Over the next few years, Diet Pepsi would roll out a series of Ray Charles commercials, most of them incorporating at least some of the song, traversing a number of schticks (also, hey is that Andy Dick?). They really should suck, but Ray Charles’s itchy charisma kind of pulls it off, a point one of the spots makes with gloating, star-studded abandon. As the song portrayed itself triumphing over law and conquering the nations, TV reporters delivered big, dumb, friendly stories about it. David Novak, an executive VP at Pepsi, said the goal of the campaign was “to take our new theme line, ‘You’ve got the right one baby, uh-huh,’ and make it a part of the American vernacular”—a goal it fleetingly attained.

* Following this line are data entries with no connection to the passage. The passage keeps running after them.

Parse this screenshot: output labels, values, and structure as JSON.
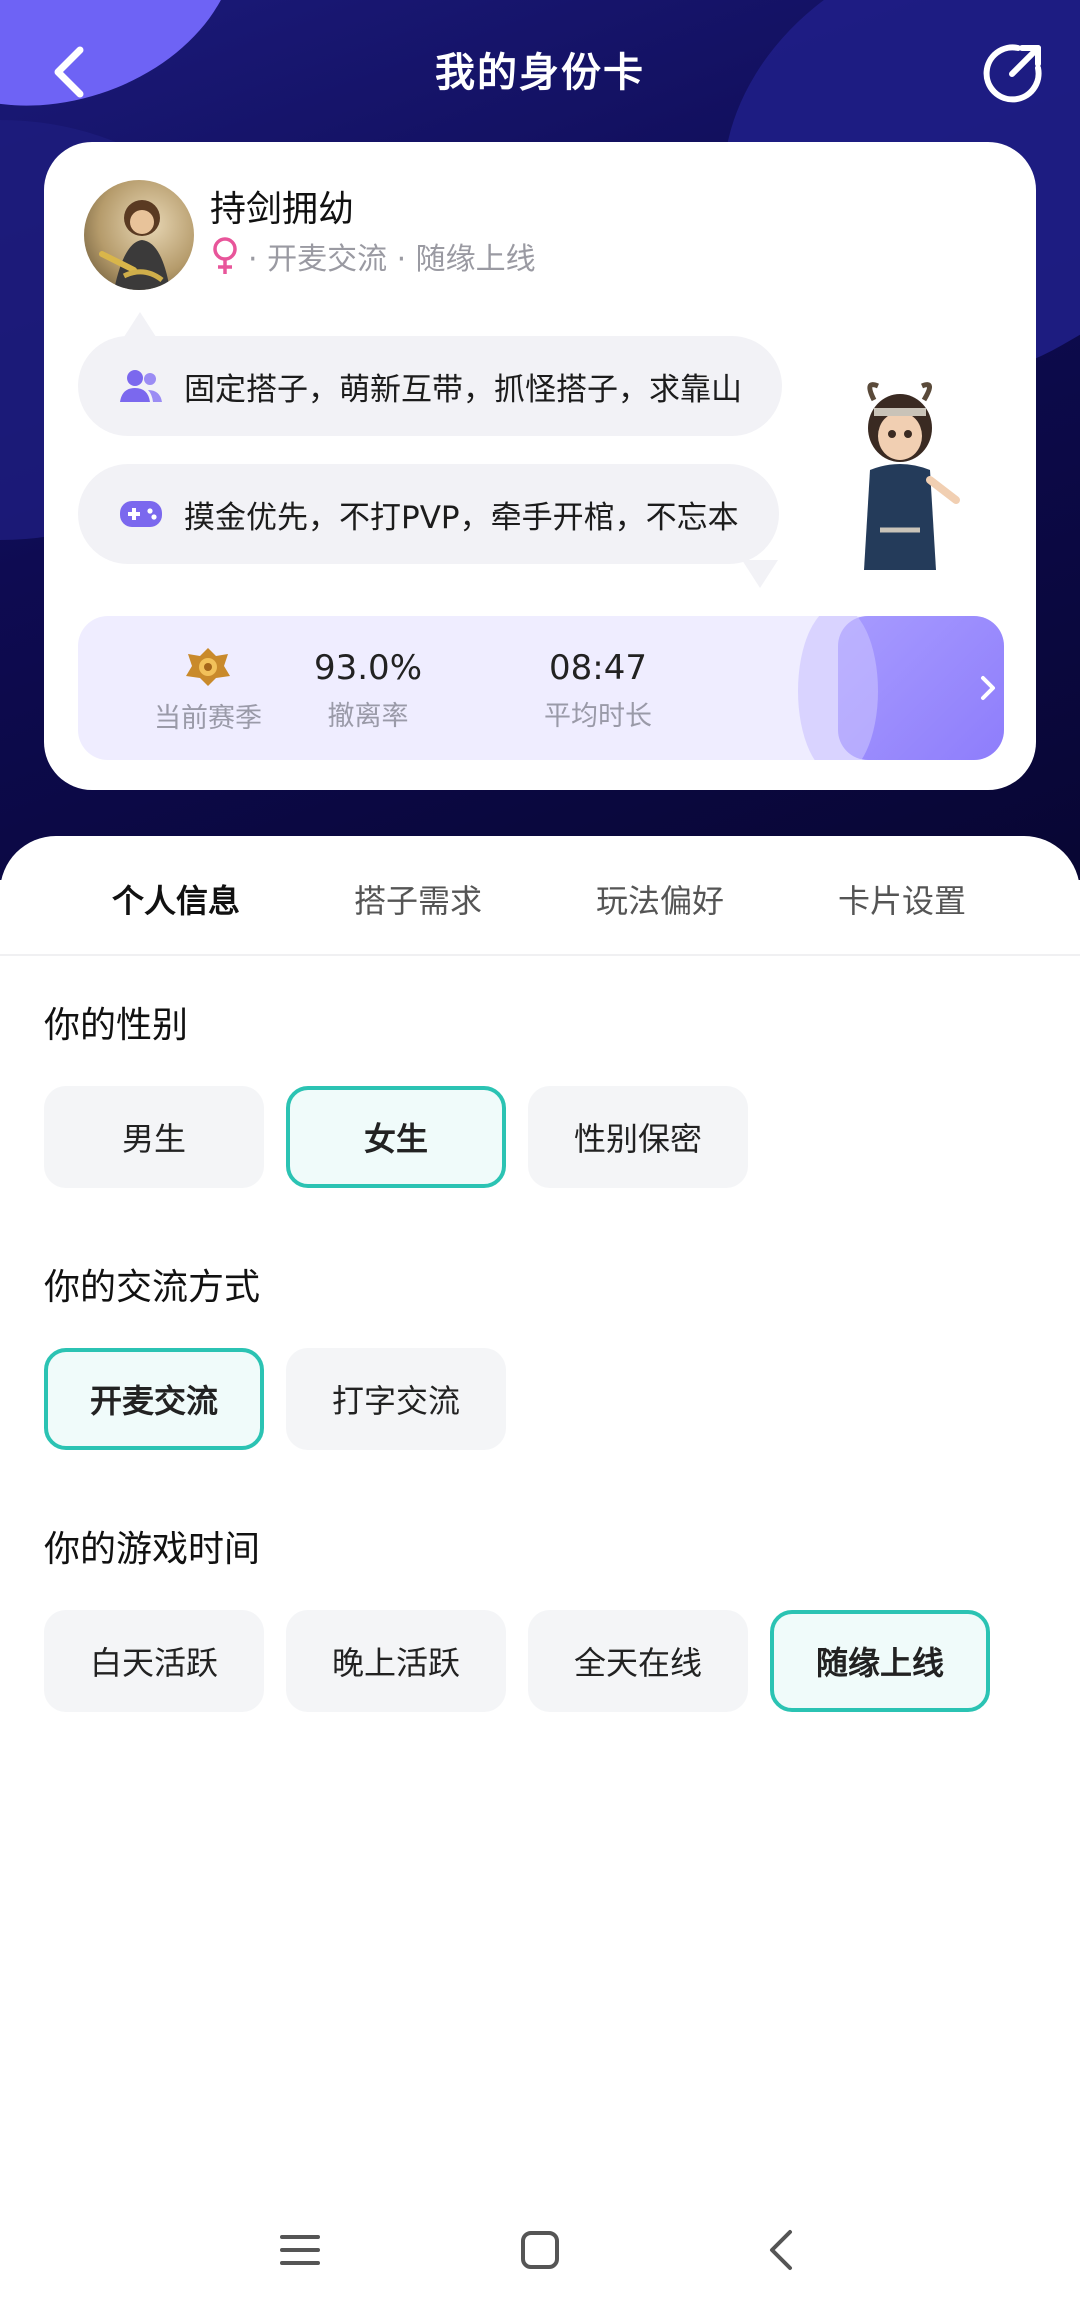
{
  "header": {
    "title": "我的身份卡"
  },
  "profile": {
    "nickname": "持剑拥幼",
    "meta": "· 开麦交流 · 随缘上线",
    "gender_icon": "female-icon"
  },
  "bubbles": [
    {
      "icon": "people-icon",
      "text": "固定搭子，萌新互带，抓怪搭子，求靠山"
    },
    {
      "icon": "gamepad-icon",
      "text": "摸金优先，不打PVP，牵手开棺，不忘本"
    }
  ],
  "stats": {
    "season_label": "当前赛季",
    "retreat_rate_value": "93.0%",
    "retreat_rate_label": "撤离率",
    "avg_duration_value": "08:47",
    "avg_duration_label": "平均时长"
  },
  "tabs": [
    "个人信息",
    "搭子需求",
    "玩法偏好",
    "卡片设置"
  ],
  "active_tab": "个人信息",
  "sections": {
    "gender": {
      "title": "你的性别",
      "options": [
        "男生",
        "女生",
        "性别保密"
      ],
      "selected": "女生"
    },
    "communication": {
      "title": "你的交流方式",
      "options": [
        "开麦交流",
        "打字交流"
      ],
      "selected": "开麦交流"
    },
    "playtime": {
      "title": "你的游戏时间",
      "options": [
        "白天活跃",
        "晚上活跃",
        "全天在线",
        "随缘上线"
      ],
      "selected": "随缘上线"
    }
  },
  "colors": {
    "hero_bg": "#0e0b52",
    "accent_teal": "#2bc3b3",
    "accent_purple": "#7b68ee",
    "female_pink": "#e8559a"
  }
}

The power of the ad, ultimately, is that it manages to be fully a Ray Charles Song and fully a Diet Pepsi Commercial, rendering each thing a coequal form of the other. Its cause—the ever-farther spread of one irrepressibly lovable, unsurpassably colorful, and eminently soulful no-cal beverage—justifies its form—a never-endingly watchable, indiscriminately boppable, absolutely remunerative mini-movie of Ray and the Raelettes working it pepsily across a soundstage—and vice versa. Like a marble victory column, it reconfigures the space around it into an argument for dominion, while reconceiving dominion as an opportunity for art.
Grace Slick has an admirable sense of mischief and a voice like a Mack truck, and she’s trying to be an ally. But her Funky Chicken with the Devil ultimately falls short. Ray Charles, by embracing the hilarity of our predicament—that our very refreshment comes at the mercy of corporate emanations whose depravity no muse can cure—has more to tell us about ourselves, our hungers, our thirsts. And when, a jillion years hence, wisps of “You Got the Right One Baby” radiate out past the sentient beings of some distant galaxy, those who live there will know something real about what we were. And they, too, shall say: Uh-huh.
 It is impossible to discuss Pepsi TV ads of the 1980s without briefly mentioning Michael Jackson. Between the time this column was written and its publication, HBO released Dan Reed’s harrowing documentary Leaving Neverland, which reveals that among those Jackson abused were the young co-stars of some of the commercials he made. I can’t pretend to know how we navigate the serious discussion this revelation has, thankfully and at long last, engendered, but I have opted not to link to Jackson’s videos here.
 The video for “Nothing’s Gonna Stop Us Now,” which partly re-casts the movie “Mannequin” (on whose soundtrack the song appeared) with the members of Starship, and the David Bowie Pepsi ad, which shows a nerded-out Bowie weird-sciencing himself a playmate only to accidentally spill Pepsi on the console and render her really something, have a factor in common: they are both, coincidentally, re-tellings of Pygmalion.